Letter from Bethlehem: An Open Letter to My Detaining Officer
You might not recognize my name, but I am one of the half-dozen people who you and your fellow soldiers “detained” for a few hours last month. It happened in a place that I call Oush Ghrab and you refer to as Shdema. Even as I type this letter, I realize that the gulf that exists between us extends even to the language we use to refer to the exact same spot of ground.
The more I think about it, the more I realize that we don’t understand each other at all. You most likely see me as a left-wing radical, an anarchist, or an anti-Semite. I see myself as one who cares for the oppressed, works for justice, and loves Palestinians.
You see yourself as a brave young man who is defending his country. I see you as an instrument of an unjust system that is perpetuating the decades-old conflict between Israelis and Palestinians.
Now, after thinking about how to bridge this gap, I think I see where this misunderstanding is coming from: you see yourself as oppressed, I see you as an oppressor.
You talk about the history of anti-Semitism in the world, and you have a point. Throughout history there have been those who have hated, persecuted, and killed Jewish people. You see yourself as an heir to that legacy. You also tell me that you have no choice about whether you want to put on a military uniform. Your country requires you (and every other 18 year old) to serve in the army. Your opinion is not taken into consideration. You see yourself as a powerless victim.
I once saw you the same way. My opinions of Israel were the same as many Evangelical Christians in America. I visited Yad Vashem. I have listened to and read the stories of Jewish persecution that have taken place over the centuries. As a child, I was taught that the country of Israel was birthed out of the discrimination and persecution that took place in Europe in the 19th and 20th centuries. I was taught that Israel was the only friend of democracy and justice in the Middle East. I saw you as a victim trying to defend yourself.
Now, please try to see what I see today:
I see my best friend in Palestine unable to visit the ocean for years, even though it is only 30 minutes from his family home.

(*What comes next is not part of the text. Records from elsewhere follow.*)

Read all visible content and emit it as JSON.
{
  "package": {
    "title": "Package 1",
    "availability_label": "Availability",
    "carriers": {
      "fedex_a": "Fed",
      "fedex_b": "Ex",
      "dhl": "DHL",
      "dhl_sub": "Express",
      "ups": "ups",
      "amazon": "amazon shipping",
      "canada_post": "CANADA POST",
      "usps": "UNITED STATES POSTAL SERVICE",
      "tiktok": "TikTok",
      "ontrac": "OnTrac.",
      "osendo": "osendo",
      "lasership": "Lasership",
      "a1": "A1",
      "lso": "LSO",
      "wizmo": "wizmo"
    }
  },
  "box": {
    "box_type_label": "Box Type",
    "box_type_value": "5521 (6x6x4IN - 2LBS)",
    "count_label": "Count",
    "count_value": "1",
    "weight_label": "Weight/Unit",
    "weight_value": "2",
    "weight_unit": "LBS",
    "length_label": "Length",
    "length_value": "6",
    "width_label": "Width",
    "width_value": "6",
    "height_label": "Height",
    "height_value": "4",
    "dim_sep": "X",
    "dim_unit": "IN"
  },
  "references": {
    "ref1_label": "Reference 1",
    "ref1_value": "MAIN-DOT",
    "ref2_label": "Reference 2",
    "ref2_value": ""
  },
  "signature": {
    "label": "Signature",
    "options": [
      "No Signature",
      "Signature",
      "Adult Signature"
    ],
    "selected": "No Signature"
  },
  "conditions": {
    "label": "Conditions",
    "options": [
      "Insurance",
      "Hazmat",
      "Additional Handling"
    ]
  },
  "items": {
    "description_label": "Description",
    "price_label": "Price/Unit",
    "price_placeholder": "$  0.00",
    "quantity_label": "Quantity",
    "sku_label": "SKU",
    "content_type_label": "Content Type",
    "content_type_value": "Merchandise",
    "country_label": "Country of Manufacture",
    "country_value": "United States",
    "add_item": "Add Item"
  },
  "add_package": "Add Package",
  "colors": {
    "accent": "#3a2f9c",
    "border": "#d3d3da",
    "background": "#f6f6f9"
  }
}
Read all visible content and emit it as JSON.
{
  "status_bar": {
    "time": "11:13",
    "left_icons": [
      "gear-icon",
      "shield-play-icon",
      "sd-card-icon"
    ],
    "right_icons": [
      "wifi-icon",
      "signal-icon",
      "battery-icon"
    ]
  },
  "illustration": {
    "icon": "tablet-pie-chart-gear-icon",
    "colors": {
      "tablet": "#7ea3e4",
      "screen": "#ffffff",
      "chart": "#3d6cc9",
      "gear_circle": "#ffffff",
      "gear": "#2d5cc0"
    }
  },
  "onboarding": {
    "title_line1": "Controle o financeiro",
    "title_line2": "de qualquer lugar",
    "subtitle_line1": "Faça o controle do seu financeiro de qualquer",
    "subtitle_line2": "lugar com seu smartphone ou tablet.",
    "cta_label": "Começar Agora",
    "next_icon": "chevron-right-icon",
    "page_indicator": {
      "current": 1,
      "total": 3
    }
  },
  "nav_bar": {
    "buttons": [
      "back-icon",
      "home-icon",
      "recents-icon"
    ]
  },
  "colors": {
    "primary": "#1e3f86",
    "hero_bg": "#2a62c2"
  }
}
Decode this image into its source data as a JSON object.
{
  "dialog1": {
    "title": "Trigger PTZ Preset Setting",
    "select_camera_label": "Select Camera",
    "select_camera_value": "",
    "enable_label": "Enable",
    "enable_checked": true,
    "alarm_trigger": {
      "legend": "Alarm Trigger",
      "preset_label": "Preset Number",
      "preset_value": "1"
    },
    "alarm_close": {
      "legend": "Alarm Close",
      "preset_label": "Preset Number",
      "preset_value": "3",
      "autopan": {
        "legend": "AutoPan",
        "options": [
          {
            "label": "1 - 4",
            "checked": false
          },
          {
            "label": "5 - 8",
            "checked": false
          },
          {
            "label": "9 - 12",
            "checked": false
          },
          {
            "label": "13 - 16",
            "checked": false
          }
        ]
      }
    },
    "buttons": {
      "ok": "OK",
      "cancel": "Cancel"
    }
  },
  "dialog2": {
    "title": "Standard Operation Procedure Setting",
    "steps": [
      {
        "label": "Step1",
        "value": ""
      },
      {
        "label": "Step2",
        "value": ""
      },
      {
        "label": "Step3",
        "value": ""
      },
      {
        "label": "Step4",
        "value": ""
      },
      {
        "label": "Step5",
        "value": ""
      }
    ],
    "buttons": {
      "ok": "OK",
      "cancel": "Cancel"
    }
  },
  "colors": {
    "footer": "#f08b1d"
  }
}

I have seen him accosted and kicked out of a pub in Israel (one out of the two times he was allowed to enter Jerusalem during the year) because he is Palestinian. I have seen him tell, in a matter-of-fact way, about the time Israeli soldiers pulled him from a car and beat him because he didn’t show them the 'proper' respect. Last month, I saw you arrest him because you didn’t like his tone of voice.
I have seen the funeral of an 11-year-old boy who was killed by soldiers when they entered Bethlehem to arrest someone.
I have seen a 12-year-old student arrested from his home in the middle of the night.
I have seen an orphanage in Hebron raided and looted by soldiers.
I have seen a beautiful 11-year-old girl (my daughter is named after her) who suffered head trauma and hearing loss because she ran from soldiers who were occupying her family’s home for 5 years.
I have seen a middle-aged Jewish man with an assault rifle stop 20 Palestinian kids from going on a nature hike. I saw you back him up.
I have seen 200 settlers attack a group of about 30 Palestinians and internationals (including me). I saw you respond by treating us as the aggressors and corralling us into a corner until the settlers decided to leave.
I have seen a settler with an automatic rifle yell death threats to me and my friends, and then go on his way. You were there for that one too.
I have seen that 194 Palestinian children have been killed by Israeli troops since I moved here in August of 2006.
I see that Israel has the power. Your government decides who can go and who can come, who can defend themselves and who cannot, who can live where, who can do what and when.
When you hit, kicked, and mocked my friends and me, you saw yourself as defending a people who have been hated and persecuted for their entire existence. To you, each word, each blow, was a step in evening the score. To me, each blow was a blow to the face of justice.
When I refuse to move out of your way, demonstrate against new settlement construction, and live and work in Palestine, you see me as contributing to the story of injustice that has been the story of your people. I see myself as trying to rewrite the story without injustice.
As far as our chances of understanding each other are concerned, I’m afraid I don’t see much cause for hope. I tell you that I am here because my God commands me to stand up for the oppressed, and therein lies the rub. My very presence here calls into question your view of the Israeli-Palestinian issue as a sectarian conflict. My presence reframes it as a struggle between the oppressed and the oppressor. You do not see yourself as oppressing anyone. Until you do, you will not be able to understand that my love for Palestinians is not hatred for you. Until you do, you will always see me as an enemy.